Vladimir Putin today said that Georgia's air space had been violated but declined to provide any explanation of an incident in which three Russian helicopter gunships were reported by Georgian officials to have dropped anti-personnel mines and fired machine guns and rockets in northern Georgia. It was not immediately clear whether the incident near the border with Chechnya was intentional or accidental. No casualties were reported.
The Russian Defense Ministry refused to comment, but news agencies
quoted military officials as saying that the Russian air force had
destroyed Chechen bases five kilometers from the border with Chechnya.
Georgia's embassy in Moscow said in a note that Tbilisi wanted an
investigation of the incident. Embassy official Ramaz Sichinava quoted the
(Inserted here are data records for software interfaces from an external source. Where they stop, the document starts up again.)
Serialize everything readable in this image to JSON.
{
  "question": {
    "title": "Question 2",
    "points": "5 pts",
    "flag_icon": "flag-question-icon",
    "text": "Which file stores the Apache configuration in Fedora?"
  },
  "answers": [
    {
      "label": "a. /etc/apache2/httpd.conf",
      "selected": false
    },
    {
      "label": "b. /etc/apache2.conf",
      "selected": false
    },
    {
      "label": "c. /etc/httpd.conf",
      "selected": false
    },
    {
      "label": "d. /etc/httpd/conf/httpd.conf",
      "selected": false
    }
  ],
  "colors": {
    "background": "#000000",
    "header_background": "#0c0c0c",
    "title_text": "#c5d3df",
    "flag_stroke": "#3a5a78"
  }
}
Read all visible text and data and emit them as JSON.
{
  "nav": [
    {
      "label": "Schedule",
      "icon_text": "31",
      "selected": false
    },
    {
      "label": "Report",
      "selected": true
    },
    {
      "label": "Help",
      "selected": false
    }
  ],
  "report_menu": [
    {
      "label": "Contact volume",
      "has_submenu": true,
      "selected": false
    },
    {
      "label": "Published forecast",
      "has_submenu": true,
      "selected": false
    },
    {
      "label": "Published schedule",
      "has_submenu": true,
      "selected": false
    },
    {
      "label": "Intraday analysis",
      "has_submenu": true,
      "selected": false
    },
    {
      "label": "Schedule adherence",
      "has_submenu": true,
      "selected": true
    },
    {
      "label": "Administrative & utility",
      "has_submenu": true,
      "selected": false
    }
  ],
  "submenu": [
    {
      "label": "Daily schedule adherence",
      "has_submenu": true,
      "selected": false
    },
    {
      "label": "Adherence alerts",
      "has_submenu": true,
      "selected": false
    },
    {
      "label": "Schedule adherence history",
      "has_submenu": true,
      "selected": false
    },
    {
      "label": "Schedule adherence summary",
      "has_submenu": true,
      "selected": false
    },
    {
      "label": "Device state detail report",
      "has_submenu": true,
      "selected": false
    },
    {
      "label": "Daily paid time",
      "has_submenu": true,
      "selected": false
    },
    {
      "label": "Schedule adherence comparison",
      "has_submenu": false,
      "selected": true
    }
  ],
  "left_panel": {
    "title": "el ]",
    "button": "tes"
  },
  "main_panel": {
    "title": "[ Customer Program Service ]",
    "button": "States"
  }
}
note as saying that any lack of investigation could suggest "an intentional
move" to pull Georgia into the Chechen conflict.
Meanwhile, the Russian command and Chechen sources said the village
of Bamut had been captured by Russian ground troops. The village was
reported to have been virtually reduced to rubble by weeks of ceaseless
pounding by artillery, tanks, warplanes, rockets, and strike helicopters.
Chechen fighters were said to have pulled out into the surrounding
The Russian military continued air strikes and an artillery barrage
on Grozny and the nearby town of Argun as well as on Serzhen-Yurt in the
southeast and Urus-Martan, Achkoi-Martan and Gekhi in the west.
In a related development, Chechen mufti Akhmad-Khadja Kadyrov
-- implicated in negotiating Russian entry into Gudermes last week and
disavowed by Grozny leaders -- called during a visit to Moscow for peace
talks with Russia.
Kadyrov met with Putin and Duma Speaker Gennady Seleznyev and was
to talk to Russian officials about restoration of electricity and gas
supplies to parts of Chechnya under Moscow's control.